§ Source material:
◆ ◆ ◆ ◆

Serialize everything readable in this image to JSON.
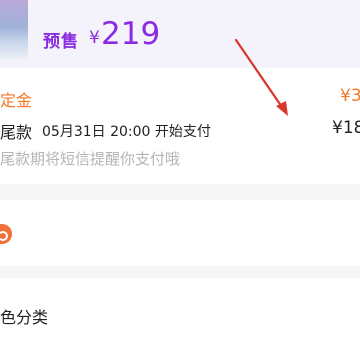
{
  "header": {
    "presale_label": "预售",
    "price_currency": "¥",
    "price_value": "219"
  },
  "payment": {
    "deposit_label": "定金",
    "deposit_amount": "¥3",
    "final_label": "尾款",
    "final_time": "05月31日 20:00 开始支付",
    "final_amount": "¥18",
    "sms_note": "尾款期将短信提醒你支付哦"
  },
  "options": {
    "color_category_label": "色分类"
  },
  "colors": {
    "presale_purple": "#8a2be2",
    "deposit_orange": "#f07a2a",
    "annotation_red": "#d9362b"
  },
  "icons": {
    "orange_circle": "orange-circle-icon",
    "arrow": "red-arrow-annotation"
  }
}
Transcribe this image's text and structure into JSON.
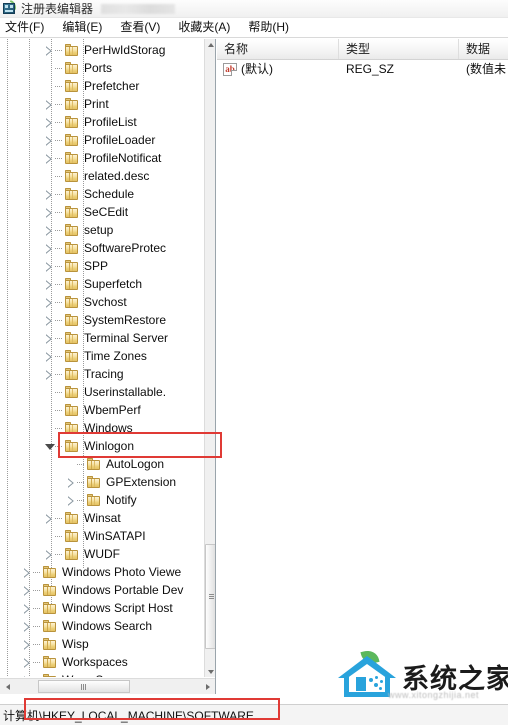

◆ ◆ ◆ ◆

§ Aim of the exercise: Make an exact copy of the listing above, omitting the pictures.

§ Result of the exercise:
Serialize everything readable in this image to JSON.
{
  "header": {
    "presale_label": "预售",
    "price_currency": "¥",
    "price_value": "219"
  },
  "payment": {
    "deposit_label": "定金",
    "deposit_amount": "¥3",
    "final_label": "尾款",
    "final_time": "05月31日 20:00 开始支付",
    "final_amount": "¥18",
    "sms_note": "尾款期将短信提醒你支付哦"
  },
  "options": {
    "color_category_label": "色分类"
  },
  "colors": {
    "presale_purple": "#8a2be2",
    "deposit_orange": "#f07a2a",
    "annotation_red": "#d9362b"
  },
  "icons": {
    "orange_circle": "orange-circle-icon",
    "arrow": "red-arrow-annotation"
  }
}
Transcribe this image's text and structure into JSON.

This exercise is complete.